Exercise aim. Would you please reproduce all the entries exactly, leaving the pictures out?

⁂

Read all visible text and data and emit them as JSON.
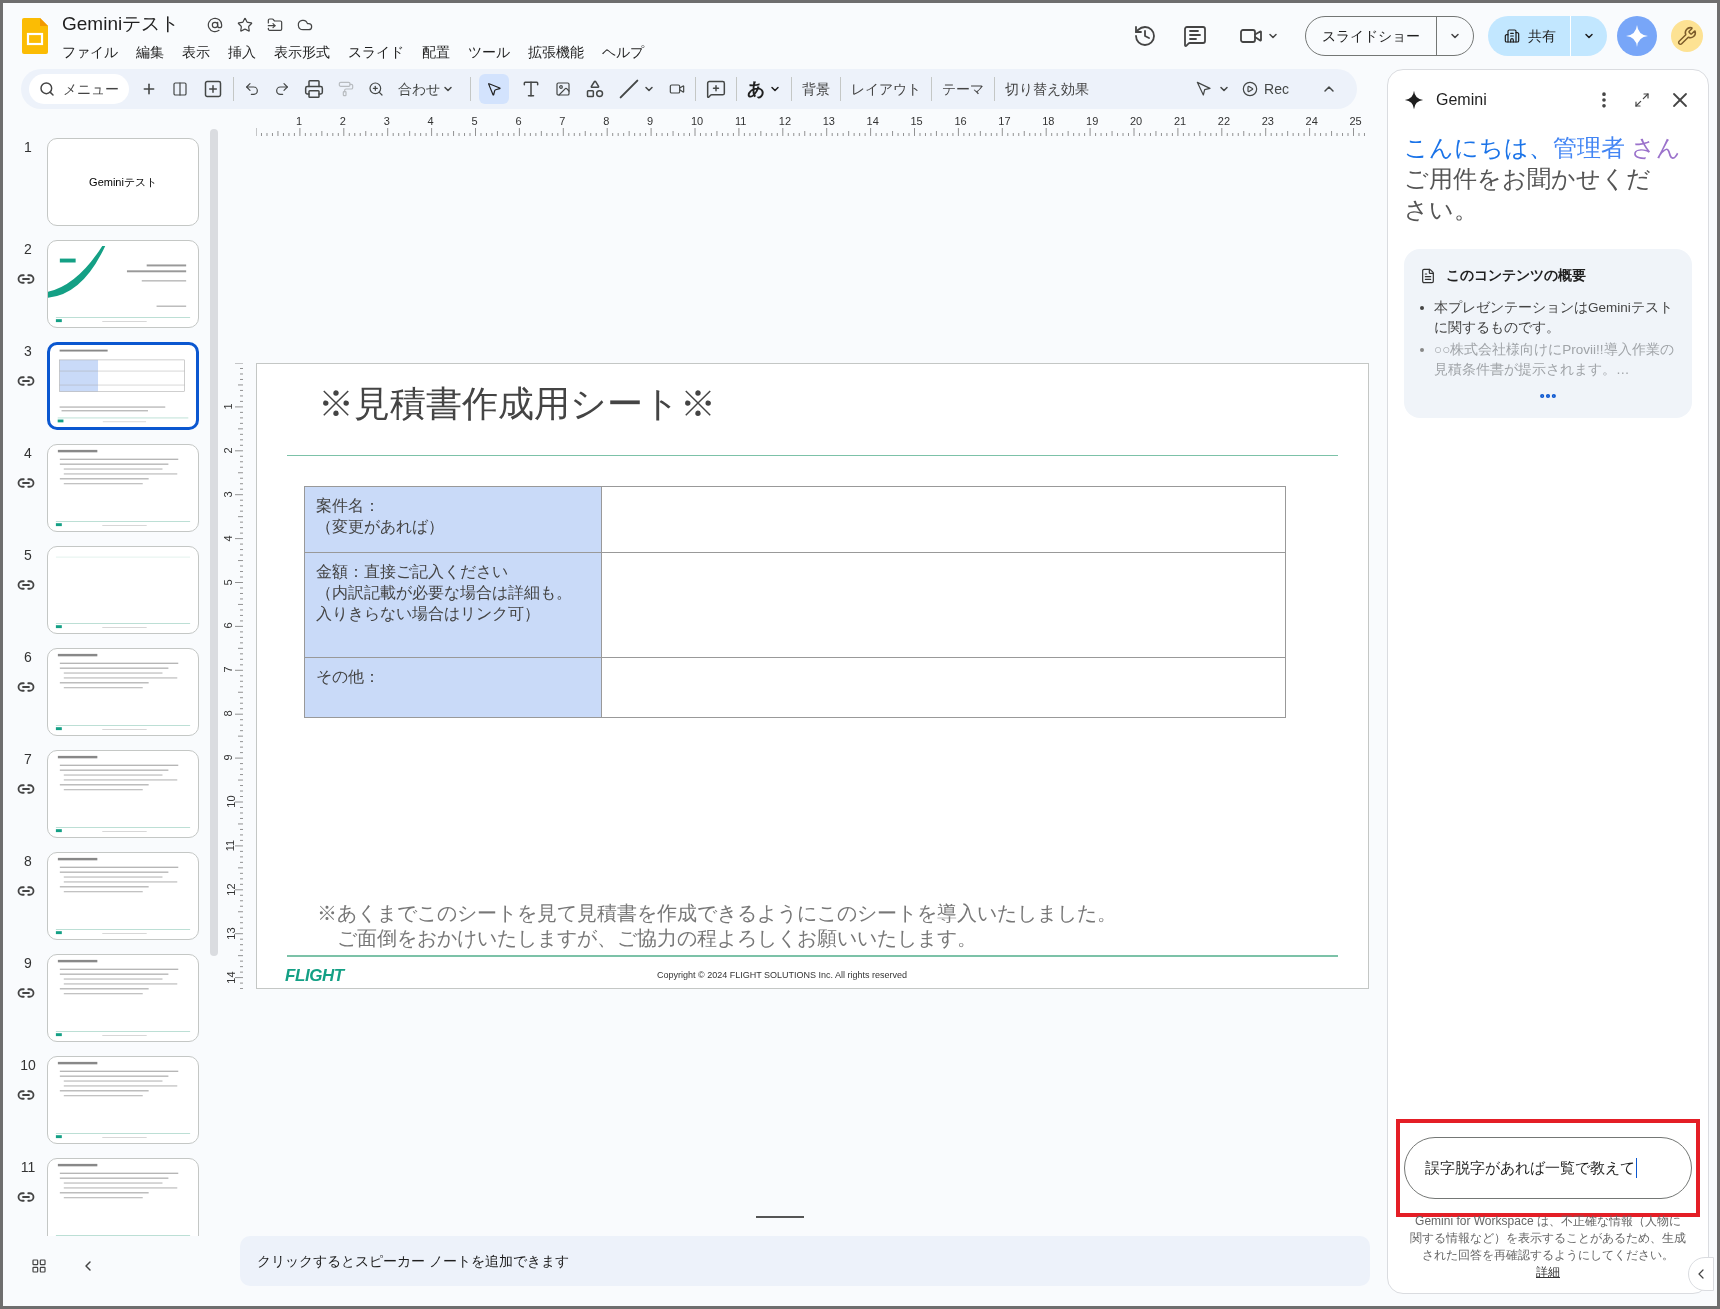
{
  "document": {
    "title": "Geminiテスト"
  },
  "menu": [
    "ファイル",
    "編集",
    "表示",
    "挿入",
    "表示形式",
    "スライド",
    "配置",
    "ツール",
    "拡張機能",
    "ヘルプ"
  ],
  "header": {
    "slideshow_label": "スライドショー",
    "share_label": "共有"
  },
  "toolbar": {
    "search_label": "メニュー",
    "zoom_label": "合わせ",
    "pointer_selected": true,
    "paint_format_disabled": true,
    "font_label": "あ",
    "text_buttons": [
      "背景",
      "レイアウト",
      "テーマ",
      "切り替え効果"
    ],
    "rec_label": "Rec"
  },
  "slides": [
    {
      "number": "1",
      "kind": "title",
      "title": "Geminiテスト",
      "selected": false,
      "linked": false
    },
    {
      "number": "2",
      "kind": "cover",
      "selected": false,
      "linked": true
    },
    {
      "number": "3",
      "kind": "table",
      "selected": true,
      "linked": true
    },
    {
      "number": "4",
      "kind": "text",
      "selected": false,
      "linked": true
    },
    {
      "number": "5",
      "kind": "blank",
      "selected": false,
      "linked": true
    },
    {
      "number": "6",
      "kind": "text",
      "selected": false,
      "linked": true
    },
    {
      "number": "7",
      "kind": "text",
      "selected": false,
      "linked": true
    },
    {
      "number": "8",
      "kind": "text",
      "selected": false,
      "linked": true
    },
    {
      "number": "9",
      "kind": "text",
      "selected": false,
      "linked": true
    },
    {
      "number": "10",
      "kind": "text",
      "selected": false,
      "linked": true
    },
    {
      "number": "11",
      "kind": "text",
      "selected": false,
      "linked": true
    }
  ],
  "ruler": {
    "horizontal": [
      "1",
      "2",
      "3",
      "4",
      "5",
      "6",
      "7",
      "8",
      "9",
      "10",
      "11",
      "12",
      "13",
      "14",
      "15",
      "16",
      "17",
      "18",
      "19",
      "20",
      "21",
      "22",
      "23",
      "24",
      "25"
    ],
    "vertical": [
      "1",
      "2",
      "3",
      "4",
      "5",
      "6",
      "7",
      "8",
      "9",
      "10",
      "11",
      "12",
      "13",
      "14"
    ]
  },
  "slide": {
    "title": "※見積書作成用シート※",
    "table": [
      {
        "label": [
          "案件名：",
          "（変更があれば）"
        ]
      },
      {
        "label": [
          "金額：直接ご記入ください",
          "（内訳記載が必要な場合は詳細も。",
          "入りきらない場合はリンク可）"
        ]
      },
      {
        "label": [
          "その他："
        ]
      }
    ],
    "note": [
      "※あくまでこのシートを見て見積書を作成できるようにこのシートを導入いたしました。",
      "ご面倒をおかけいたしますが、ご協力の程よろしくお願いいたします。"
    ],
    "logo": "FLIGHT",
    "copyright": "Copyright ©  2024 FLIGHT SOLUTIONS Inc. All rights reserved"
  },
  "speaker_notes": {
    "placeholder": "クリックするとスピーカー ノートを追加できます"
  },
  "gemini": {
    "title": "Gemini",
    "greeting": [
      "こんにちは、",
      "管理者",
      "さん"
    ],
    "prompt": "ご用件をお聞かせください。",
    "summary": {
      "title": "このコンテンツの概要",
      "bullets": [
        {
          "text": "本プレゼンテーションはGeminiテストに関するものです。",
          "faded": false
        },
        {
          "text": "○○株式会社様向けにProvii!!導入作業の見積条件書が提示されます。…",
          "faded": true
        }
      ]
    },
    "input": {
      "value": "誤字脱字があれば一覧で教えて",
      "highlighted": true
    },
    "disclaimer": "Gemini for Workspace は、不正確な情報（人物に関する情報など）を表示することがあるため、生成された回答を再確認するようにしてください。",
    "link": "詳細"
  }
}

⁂

Solved problem.
Read all visible text and data and emit them as JSON.
{
  "document": {
    "title": "Geminiテスト"
  },
  "menu": [
    "ファイル",
    "編集",
    "表示",
    "挿入",
    "表示形式",
    "スライド",
    "配置",
    "ツール",
    "拡張機能",
    "ヘルプ"
  ],
  "header": {
    "slideshow_label": "スライドショー",
    "share_label": "共有"
  },
  "toolbar": {
    "search_label": "メニュー",
    "zoom_label": "合わせ",
    "pointer_selected": true,
    "paint_format_disabled": true,
    "font_label": "あ",
    "text_buttons": [
      "背景",
      "レイアウト",
      "テーマ",
      "切り替え効果"
    ],
    "rec_label": "Rec"
  },
  "slides": [
    {
      "number": "1",
      "kind": "title",
      "title": "Geminiテスト",
      "selected": false,
      "linked": false
    },
    {
      "number": "2",
      "kind": "cover",
      "selected": false,
      "linked": true
    },
    {
      "number": "3",
      "kind": "table",
      "selected": true,
      "linked": true
    },
    {
      "number": "4",
      "kind": "text",
      "selected": false,
      "linked": true
    },
    {
      "number": "5",
      "kind": "blank",
      "selected": false,
      "linked": true
    },
    {
      "number": "6",
      "kind": "text",
      "selected": false,
      "linked": true
    },
    {
      "number": "7",
      "kind": "text",
      "selected": false,
      "linked": true
    },
    {
      "number": "8",
      "kind": "text",
      "selected": false,
      "linked": true
    },
    {
      "number": "9",
      "kind": "text",
      "selected": false,
      "linked": true
    },
    {
      "number": "10",
      "kind": "text",
      "selected": false,
      "linked": true
    },
    {
      "number": "11",
      "kind": "text",
      "selected": false,
      "linked": true
    }
  ],
  "ruler": {
    "horizontal": [
      "1",
      "2",
      "3",
      "4",
      "5",
      "6",
      "7",
      "8",
      "9",
      "10",
      "11",
      "12",
      "13",
      "14",
      "15",
      "16",
      "17",
      "18",
      "19",
      "20",
      "21",
      "22",
      "23",
      "24",
      "25"
    ],
    "vertical": [
      "1",
      "2",
      "3",
      "4",
      "5",
      "6",
      "7",
      "8",
      "9",
      "10",
      "11",
      "12",
      "13",
      "14"
    ]
  },
  "slide": {
    "title": "※見積書作成用シート※",
    "table": [
      {
        "label": [
          "案件名：",
          "（変更があれば）"
        ]
      },
      {
        "label": [
          "金額：直接ご記入ください",
          "（内訳記載が必要な場合は詳細も。",
          "入りきらない場合はリンク可）"
        ]
      },
      {
        "label": [
          "その他："
        ]
      }
    ],
    "note": [
      "※あくまでこのシートを見て見積書を作成できるようにこのシートを導入いたしました。",
      "ご面倒をおかけいたしますが、ご協力の程よろしくお願いいたします。"
    ],
    "logo": "FLIGHT",
    "copyright": "Copyright ©  2024 FLIGHT SOLUTIONS Inc. All rights reserved"
  },
  "speaker_notes": {
    "placeholder": "クリックするとスピーカー ノートを追加できます"
  },
  "gemini": {
    "title": "Gemini",
    "greeting": [
      "こんにちは、",
      "管理者",
      "さん"
    ],
    "prompt": "ご用件をお聞かせください。",
    "summary": {
      "title": "このコンテンツの概要",
      "bullets": [
        {
          "text": "本プレゼンテーションはGeminiテストに関するものです。",
          "faded": false
        },
        {
          "text": "○○株式会社様向けにProvii!!導入作業の見積条件書が提示されます。…",
          "faded": true
        }
      ]
    },
    "input": {
      "value": "誤字脱字があれば一覧で教えて",
      "highlighted": true
    },
    "disclaimer": "Gemini for Workspace は、不正確な情報（人物に関する情報など）を表示することがあるため、生成された回答を再確認するようにしてください。",
    "link": "詳細"
  }
}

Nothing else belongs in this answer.